* [Assignment]:
Filter the records, keeping every line that has the string "against".

· · · · ·

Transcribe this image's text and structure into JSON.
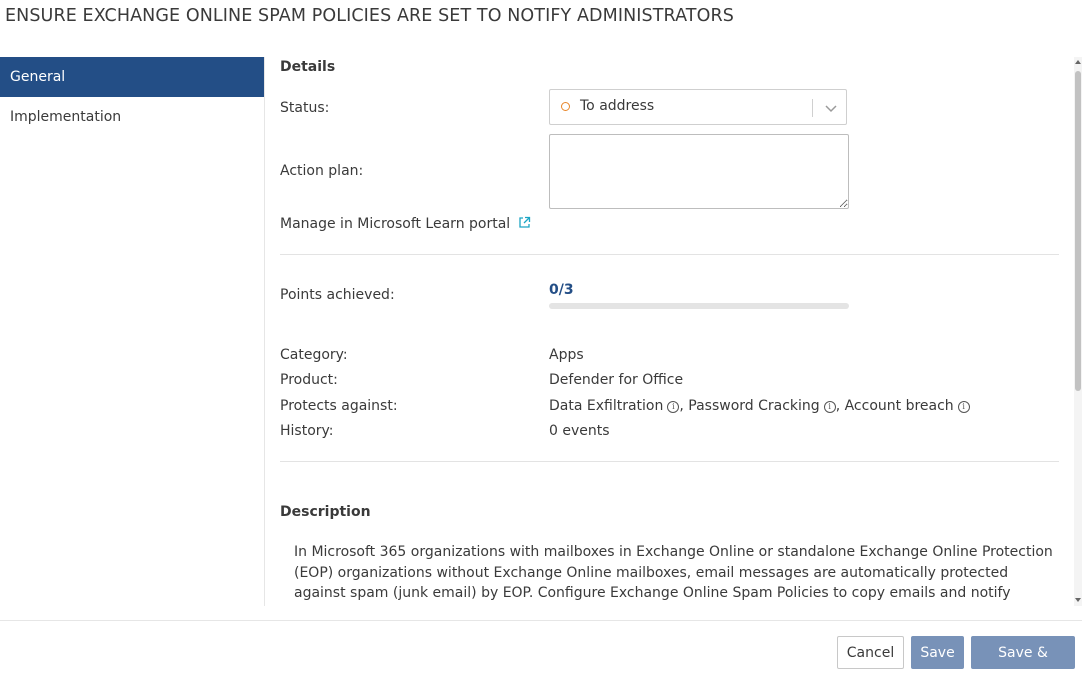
{
  "page": {
    "title": "ENSURE EXCHANGE ONLINE SPAM POLICIES ARE SET TO NOTIFY ADMINISTRATORS"
  },
  "sidebar": {
    "items": [
      {
        "label": "General",
        "active": true
      },
      {
        "label": "Implementation",
        "active": false
      }
    ]
  },
  "details": {
    "heading": "Details",
    "status_label": "Status:",
    "status_value": "To address",
    "status_color": "#e8862a",
    "action_plan_label": "Action plan:",
    "action_plan_value": "",
    "manage_link": "Manage in Microsoft Learn portal",
    "manage_link_icon": "external-link-icon"
  },
  "points": {
    "label": "Points achieved:",
    "value": "0/3",
    "achieved": 0,
    "max": 3
  },
  "info": {
    "category_label": "Category:",
    "category_value": "Apps",
    "product_label": "Product:",
    "product_value": "Defender for Office",
    "protects_label": "Protects against:",
    "protects": [
      "Data Exfiltration",
      "Password Cracking",
      "Account breach"
    ],
    "history_label": "History:",
    "history_value": "0 events"
  },
  "description": {
    "heading": "Description",
    "text": "In Microsoft 365 organizations with mailboxes in Exchange Online or standalone Exchange Online Protection (EOP) organizations without Exchange Online mailboxes, email messages are automatically protected against spam (junk email) by EOP. Configure Exchange Online Spam Policies to copy emails and notify someone when a sender in the"
  },
  "footer": {
    "cancel_label": "Cancel",
    "save_label": "Save",
    "save_close_label": "Save & close"
  },
  "colors": {
    "accent": "#234e86",
    "button_primary": "#7892b8"
  }
}
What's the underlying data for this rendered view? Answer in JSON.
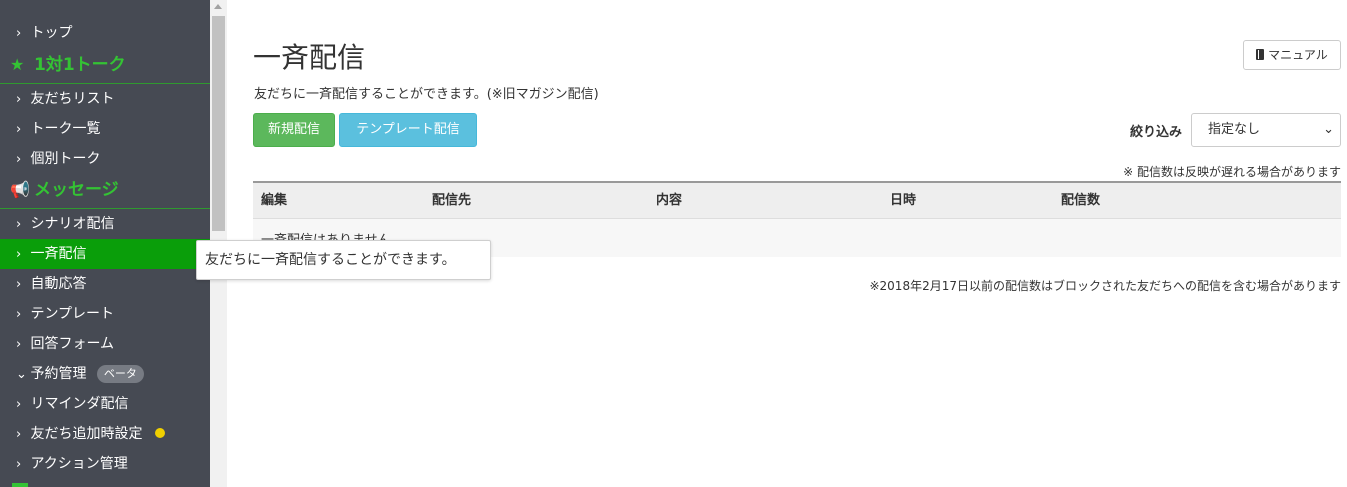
{
  "sidebar": {
    "items_top": [
      {
        "label": "トップ"
      }
    ],
    "section_talk": {
      "icon": "star-icon",
      "label": "1対1トーク"
    },
    "talk_items": [
      {
        "label": "友だちリスト"
      },
      {
        "label": "トーク一覧"
      },
      {
        "label": "個別トーク"
      }
    ],
    "section_message": {
      "icon": "megaphone-icon",
      "label": "メッセージ"
    },
    "message_items": [
      {
        "label": "シナリオ配信"
      },
      {
        "label": "一斉配信",
        "active": true
      },
      {
        "label": "自動応答"
      },
      {
        "label": "テンプレート"
      },
      {
        "label": "回答フォーム"
      },
      {
        "label": "予約管理",
        "badge": "ベータ",
        "expanded": true
      },
      {
        "label": "リマインダ配信"
      },
      {
        "label": "友だち追加時設定",
        "dot_color": "#f0d000"
      },
      {
        "label": "アクション管理"
      }
    ]
  },
  "colors": {
    "sidebar_bg": "#464a53",
    "accent_green": "#34c334",
    "active_bg": "#0a9e0a",
    "btn_success": "#5cb85c",
    "btn_info": "#5bc0de"
  },
  "main": {
    "title": "一斉配信",
    "description": "友だちに一斉配信することができます。(※旧マガジン配信)",
    "manual_label": "マニュアル",
    "new_button": "新規配信",
    "template_button": "テンプレート配信",
    "filter_label": "絞り込み",
    "filter_value": "指定なし",
    "delay_note": "※ 配信数は反映が遅れる場合があります",
    "table": {
      "headers": [
        "編集",
        "配信先",
        "内容",
        "日時",
        "配信数"
      ],
      "empty_text": "一斉配信はありません"
    },
    "footnote": "※2018年2月17日以前の配信数はブロックされた友だちへの配信を含む場合があります"
  },
  "tooltip": "友だちに一斉配信することができます。"
}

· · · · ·

* [Task result]:
    "protects_label": "Protects against:",
    "text": "In Microsoft 365 organizations with mailboxes in Exchange Online or standalone Exchange Online Protection (EOP) organizations without Exchange Online mailboxes, email messages are automatically protected against spam (junk email) by EOP. Configure Exchange Online Spam Policies to copy emails and notify someone when a sender in the"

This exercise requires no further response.